**Dataset excerpts**.
━━━━━━━━

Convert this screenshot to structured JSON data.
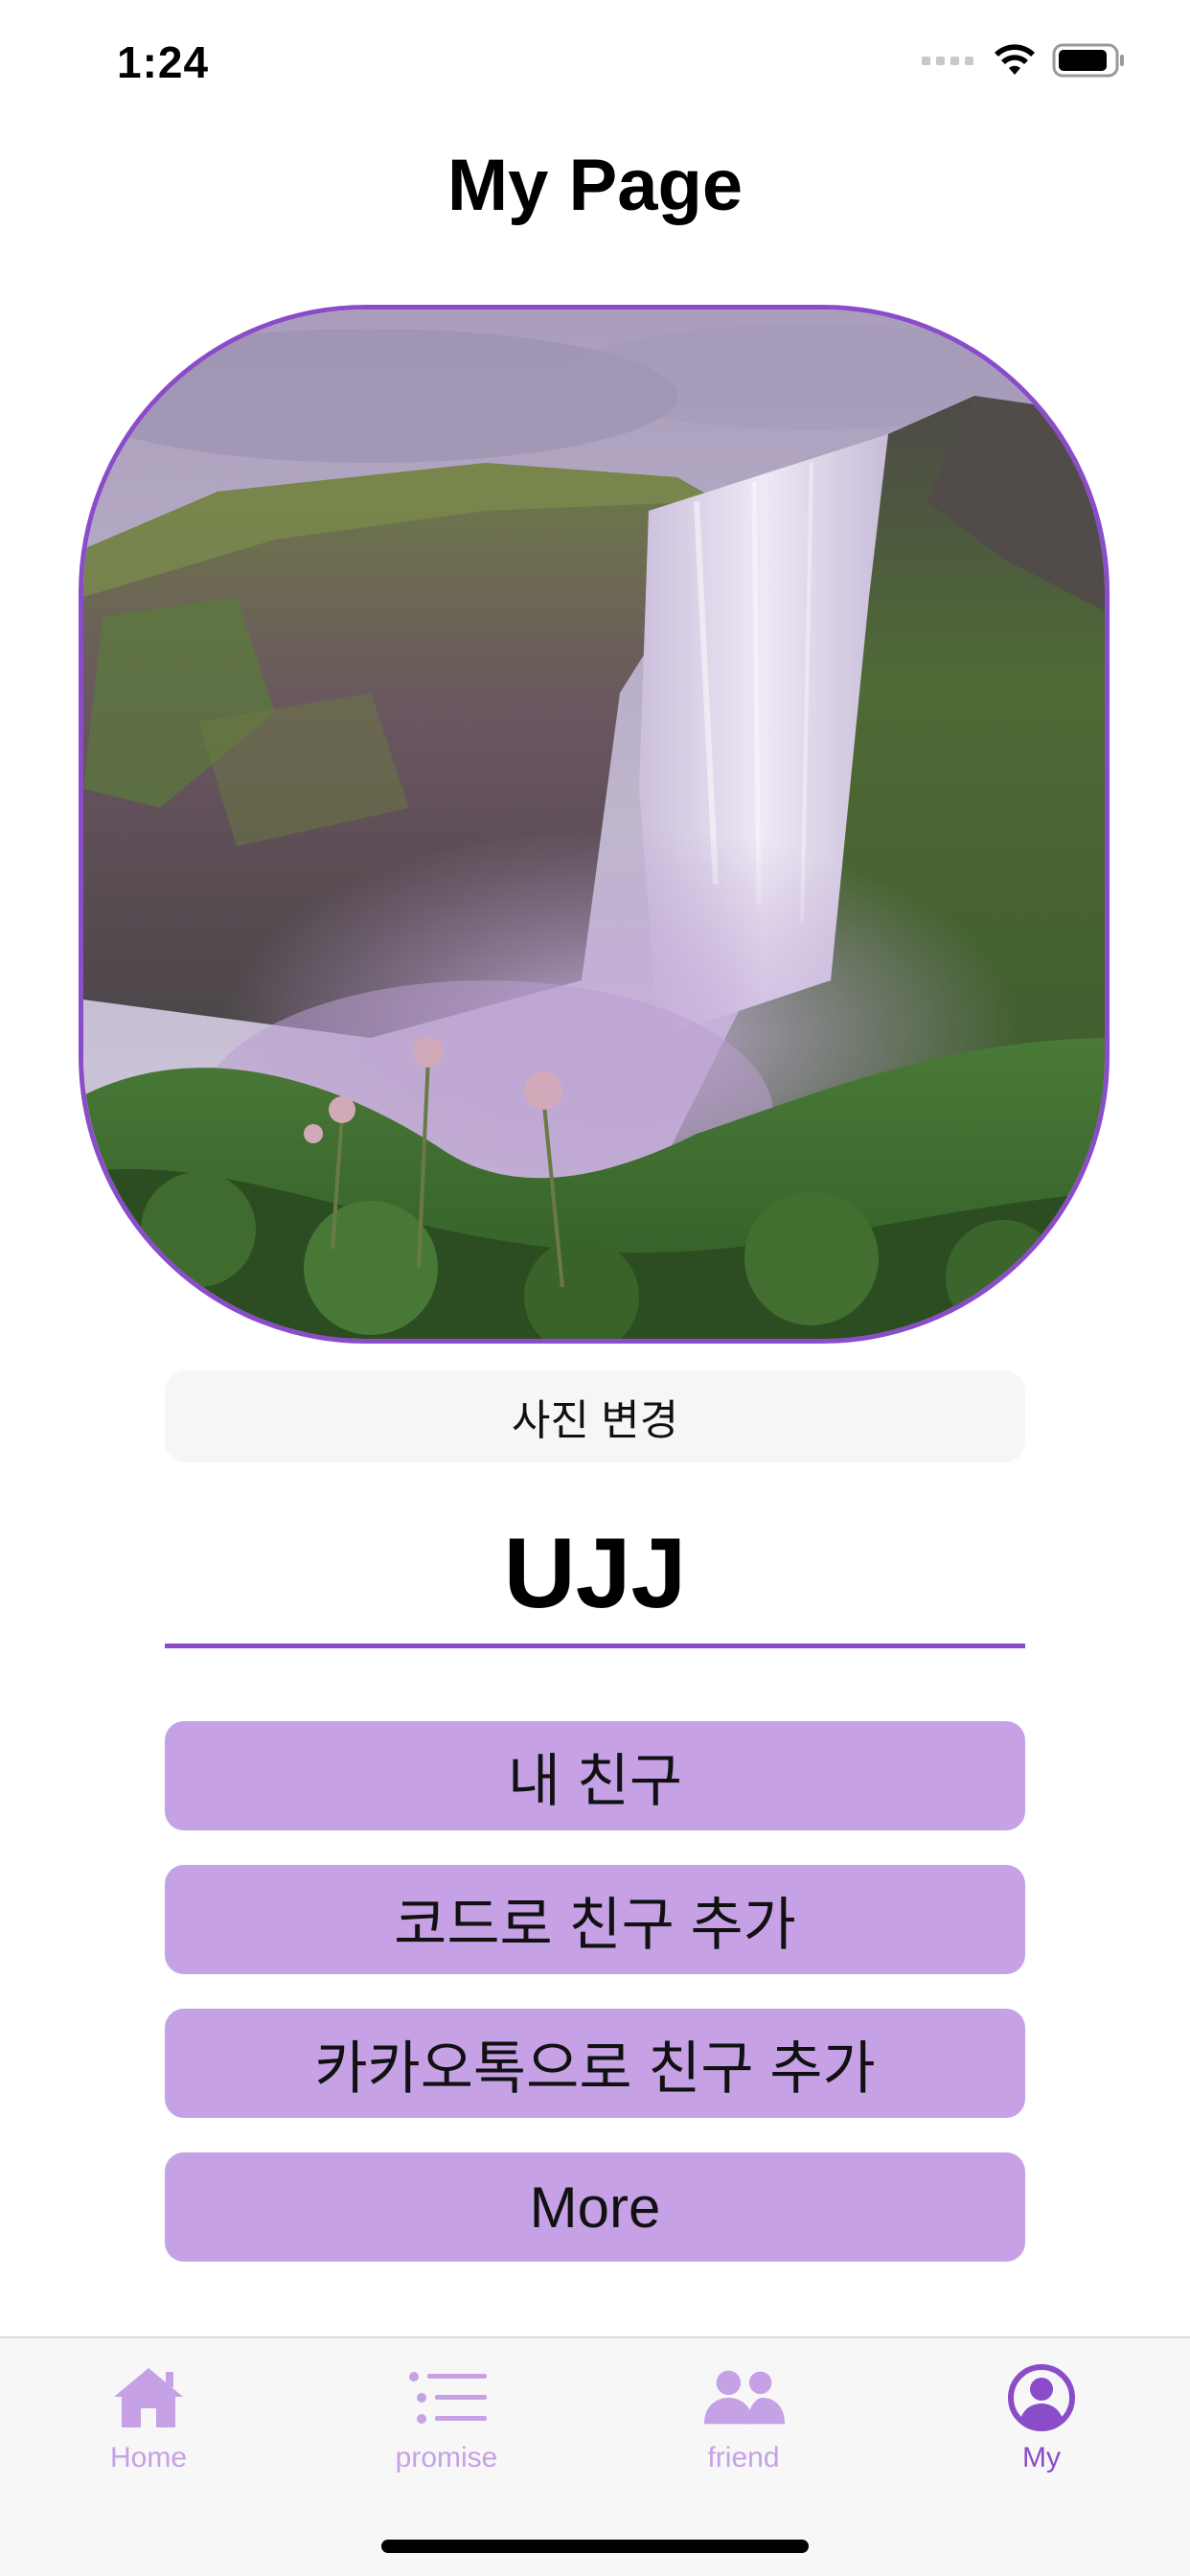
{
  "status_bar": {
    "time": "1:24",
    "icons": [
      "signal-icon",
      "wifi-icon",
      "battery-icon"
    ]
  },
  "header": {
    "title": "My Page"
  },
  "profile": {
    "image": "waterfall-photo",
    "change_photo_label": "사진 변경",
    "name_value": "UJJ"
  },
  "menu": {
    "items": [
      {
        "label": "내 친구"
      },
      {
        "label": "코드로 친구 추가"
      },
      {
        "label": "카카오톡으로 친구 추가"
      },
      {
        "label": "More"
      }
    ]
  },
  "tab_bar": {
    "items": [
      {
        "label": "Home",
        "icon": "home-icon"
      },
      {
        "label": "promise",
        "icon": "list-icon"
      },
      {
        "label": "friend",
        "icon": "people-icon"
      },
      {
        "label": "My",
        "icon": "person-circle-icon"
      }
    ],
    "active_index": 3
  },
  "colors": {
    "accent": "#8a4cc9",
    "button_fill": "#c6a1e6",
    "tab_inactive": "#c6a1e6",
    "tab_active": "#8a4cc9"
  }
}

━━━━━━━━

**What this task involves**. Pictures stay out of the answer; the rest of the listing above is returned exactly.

**Result of the exercise**.
Convert this screenshot to structured JSON data.
{
  "status_bar": {
    "time": "1:24",
    "icons": [
      "signal-icon",
      "wifi-icon",
      "battery-icon"
    ]
  },
  "header": {
    "title": "My Page"
  },
  "profile": {
    "image": "waterfall-photo",
    "change_photo_label": "사진 변경",
    "name_value": "UJJ"
  },
  "menu": {
    "items": [
      {
        "label": "내 친구"
      },
      {
        "label": "코드로 친구 추가"
      },
      {
        "label": "카카오톡으로 친구 추가"
      },
      {
        "label": "More"
      }
    ]
  },
  "tab_bar": {
    "items": [
      {
        "label": "Home",
        "icon": "home-icon"
      },
      {
        "label": "promise",
        "icon": "list-icon"
      },
      {
        "label": "friend",
        "icon": "people-icon"
      },
      {
        "label": "My",
        "icon": "person-circle-icon"
      }
    ],
    "active_index": 3
  },
  "colors": {
    "accent": "#8a4cc9",
    "button_fill": "#c6a1e6",
    "tab_inactive": "#c6a1e6",
    "tab_active": "#8a4cc9"
  }
}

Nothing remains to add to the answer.